World History Connected Home    
Home List journal issues Table of contents
Printer-friendly format          

Film Review


Earth. (India and Canada, 1991). Directed by Deepa Mehta. 101 mins. In English, Hindi and Urdu, with English subtitles. VHS and DVD available generally.

      Earth, based on Bapsi Sidhwa's semi-autobiographical novel Cracking India, dramatizes the Indian Partition, exploring communal identities and intercommunal as they harden in Partition-era Lahore. In the popular imagination, it is "ancient hatred" that animate third-world civil conflict. Earth takes strong exception to this view. In this film, religious conflict emerges from an ill-planned Partition, not from centuries-old rivalry. In doing so, Earth can stand in usefully for similar events elsewhere in the globe, from the Biafra war to the pogroms against "Shirazis" in post-independence Zanzibar. 1
    Earth is, however, no mere anticolonial screed. While colonialism sets the stage, the Raj itself is marginal to the film's narrative. A triptych of scenes—two set in a park and one in a restaurant—neatly encapsulate for students the changing relationships among India's three major religious communities. Parallels with the more recent events, from the Balkan wars to Iraq, should easily fuel class discussions. So too should the fact that both Pakistani and Indian governments banned the film. Graphic depictions of violence and more sexually explicit scenes than one might expect to find in a Bollywood epic might, however, require careful handling. 2
Fritz Umbach
John Jay College, City University of New York

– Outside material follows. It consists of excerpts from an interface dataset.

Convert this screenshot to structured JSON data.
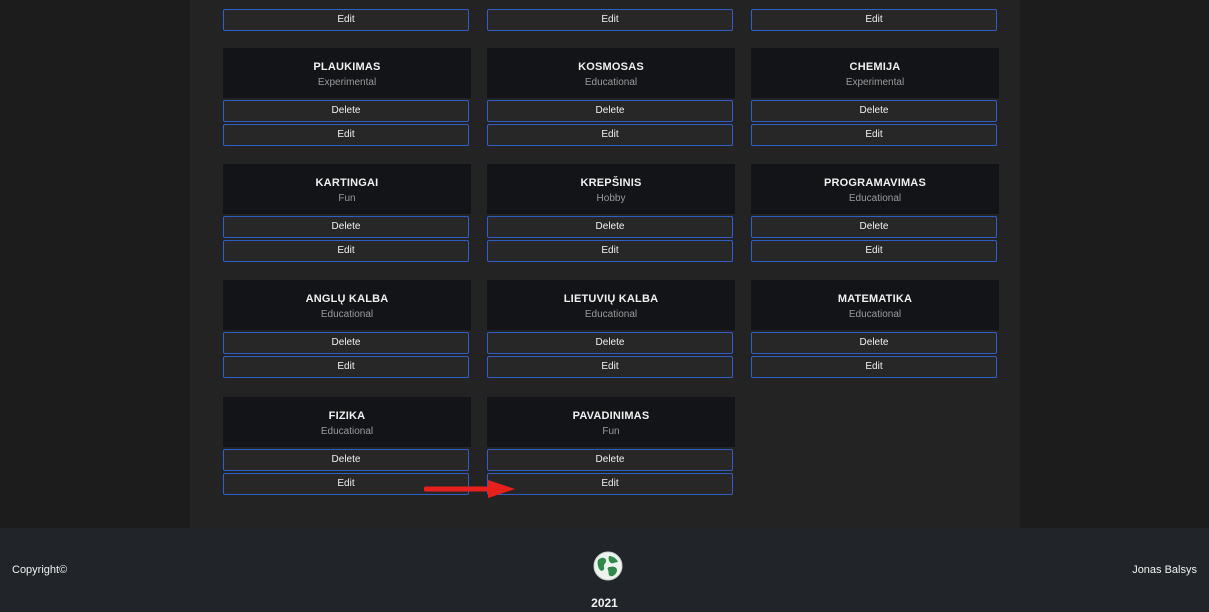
{
  "top_edit_row": [
    "Edit",
    "Edit",
    "Edit"
  ],
  "cards": [
    {
      "title": "PLAUKIMAS",
      "category": "Experimental",
      "delete_label": "Delete",
      "edit_label": "Edit"
    },
    {
      "title": "KOSMOSAS",
      "category": "Educational",
      "delete_label": "Delete",
      "edit_label": "Edit"
    },
    {
      "title": "CHEMIJA",
      "category": "Experimental",
      "delete_label": "Delete",
      "edit_label": "Edit"
    },
    {
      "title": "KARTINGAI",
      "category": "Fun",
      "delete_label": "Delete",
      "edit_label": "Edit"
    },
    {
      "title": "KREPŠINIS",
      "category": "Hobby",
      "delete_label": "Delete",
      "edit_label": "Edit"
    },
    {
      "title": "PROGRAMAVIMAS",
      "category": "Educational",
      "delete_label": "Delete",
      "edit_label": "Edit"
    },
    {
      "title": "ANGLŲ KALBA",
      "category": "Educational",
      "delete_label": "Delete",
      "edit_label": "Edit"
    },
    {
      "title": "LIETUVIŲ KALBA",
      "category": "Educational",
      "delete_label": "Delete",
      "edit_label": "Edit"
    },
    {
      "title": "MATEMATIKA",
      "category": "Educational",
      "delete_label": "Delete",
      "edit_label": "Edit"
    },
    {
      "title": "FIZIKA",
      "category": "Educational",
      "delete_label": "Delete",
      "edit_label": "Edit"
    },
    {
      "title": "PAVADINIMAS",
      "category": "Fun",
      "delete_label": "Delete",
      "edit_label": "Edit"
    }
  ],
  "footer": {
    "copyright": "Copyright©",
    "year": "2021",
    "author": "Jonas Balsys",
    "logo_icon": "globe-icon"
  },
  "annotation": {
    "arrow_icon": "red-arrow-icon",
    "arrow_color": "#e8201c"
  },
  "colors": {
    "button_border": "#2f5fc4",
    "card_header_bg": "#121417",
    "footer_bg": "#212529"
  }
}
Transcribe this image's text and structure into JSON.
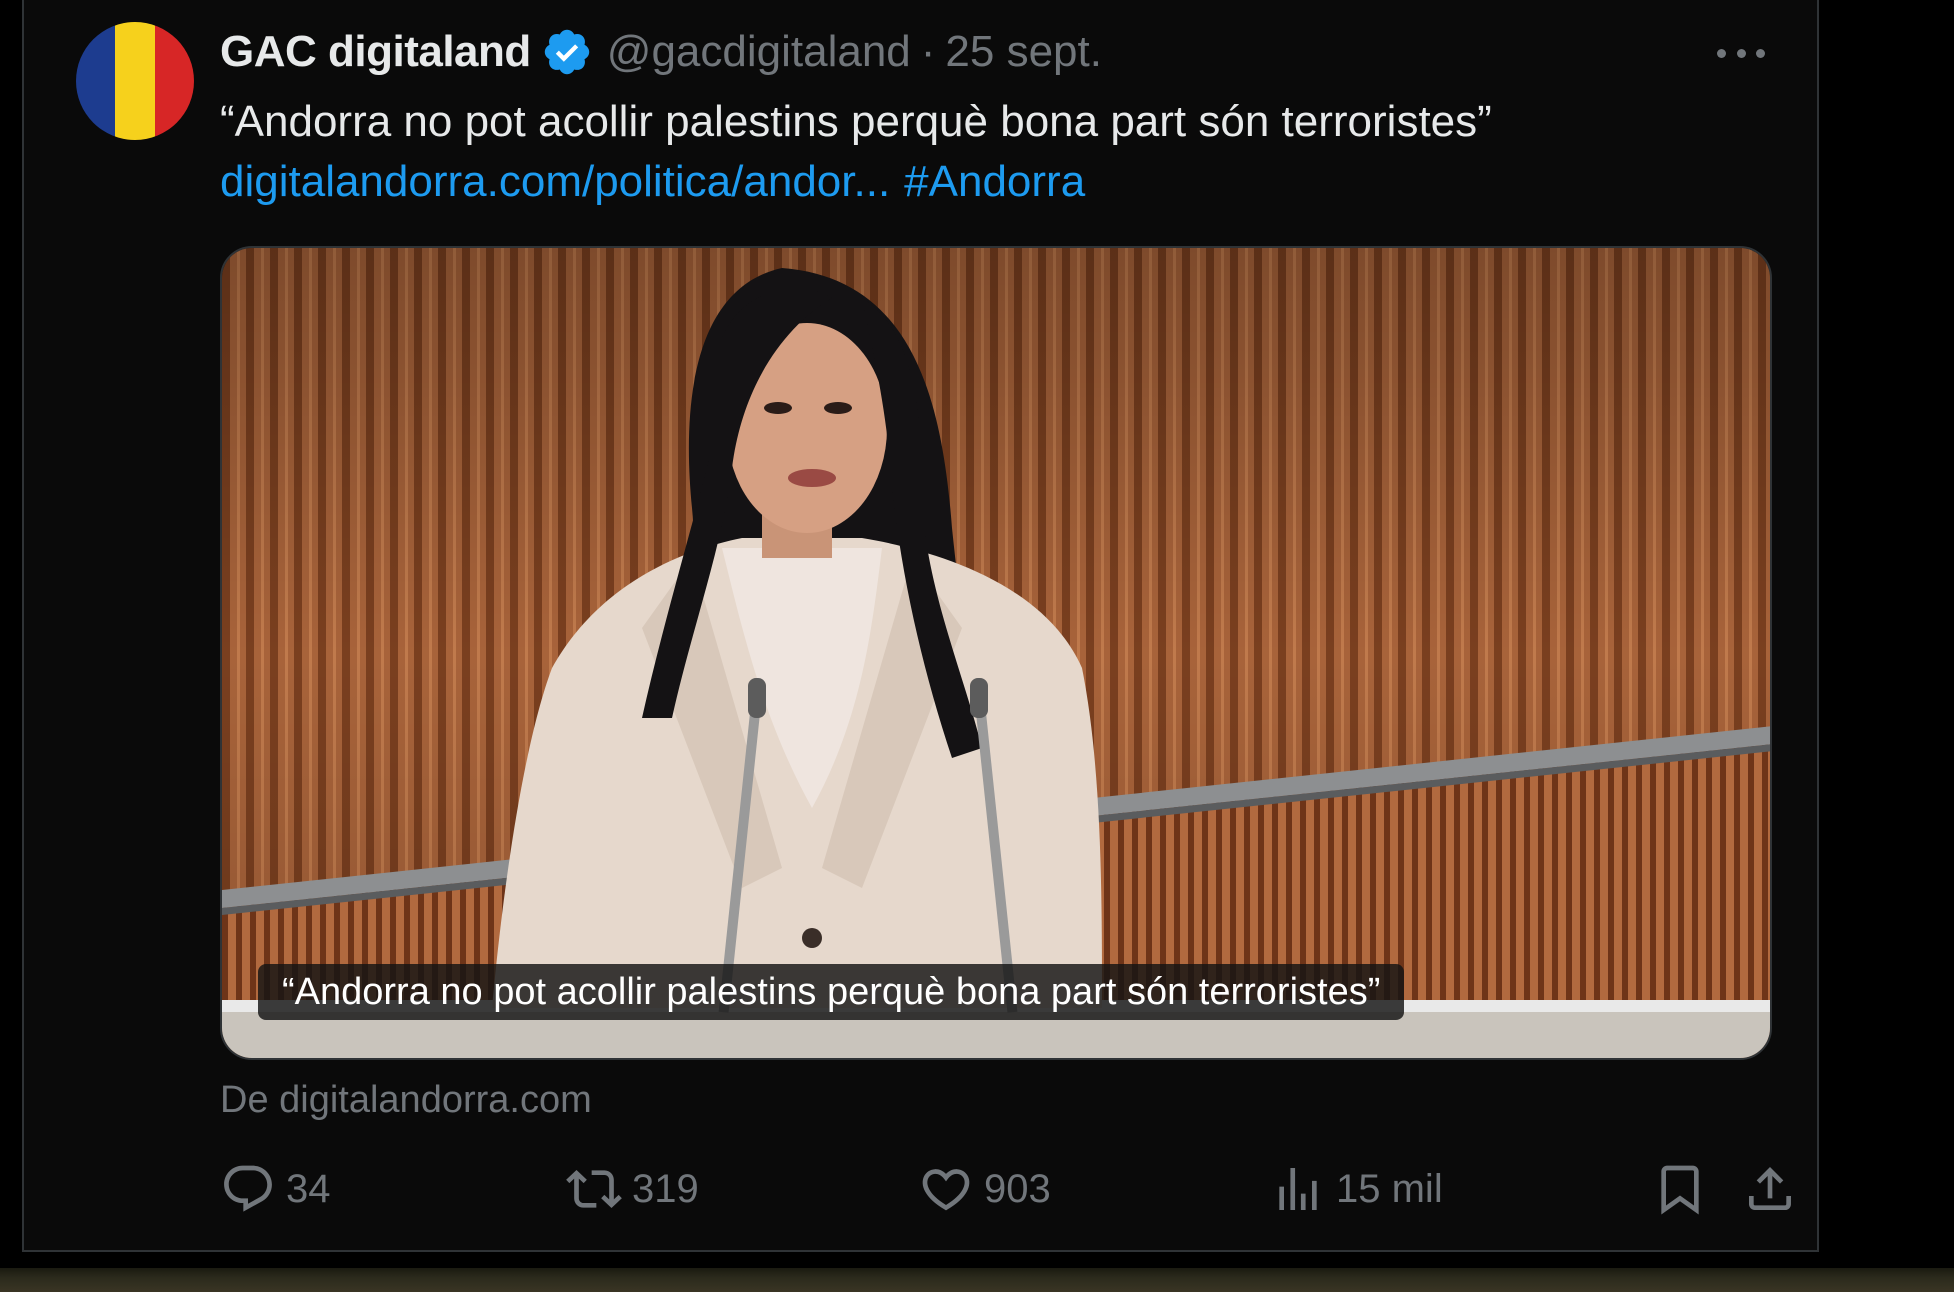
{
  "tweet": {
    "author": {
      "display_name": "GAC digitaland",
      "handle": "@gacdigitaland",
      "verified": true,
      "avatar_flag_colors": [
        "#1d3c8f",
        "#f6d11c",
        "#d72626"
      ]
    },
    "separator": "·",
    "date": "25 sept.",
    "text": "“Andorra no pot acollir palestins perquè bona part són terroristes”",
    "link": "digitalandorra.com/politica/andor...",
    "hashtag": "#Andorra",
    "media": {
      "caption": "“Andorra no pot acollir palestins perquè bona part són terroristes”",
      "source": "De digitalandorra.com"
    },
    "metrics": {
      "replies": "34",
      "retweets": "319",
      "likes": "903",
      "views": "15 mil"
    }
  },
  "icons": {
    "verified": "verified-badge-icon",
    "more": "more-icon",
    "reply": "reply-icon",
    "retweet": "retweet-icon",
    "like": "heart-icon",
    "views": "views-icon",
    "bookmark": "bookmark-icon",
    "share": "share-icon"
  },
  "colors": {
    "background": "#000000",
    "text": "#e7e9ea",
    "secondary": "#71767b",
    "link": "#1d9bf0",
    "border": "#2f3336"
  }
}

Home | List Journal Issues | Table of Contents
© 2007 by the Board of Trustees of the University of Illinois
Content in World History Connected is intended for personal, noncommercial use only. You may not reproduce, publish, distribute, transmit, participate in the transfer or sale of, modify, create derivative works from, display, or in any way exploit the World History Connected database in whole or in part without the written permission of the copyright holder.

Terms and Conditions of Use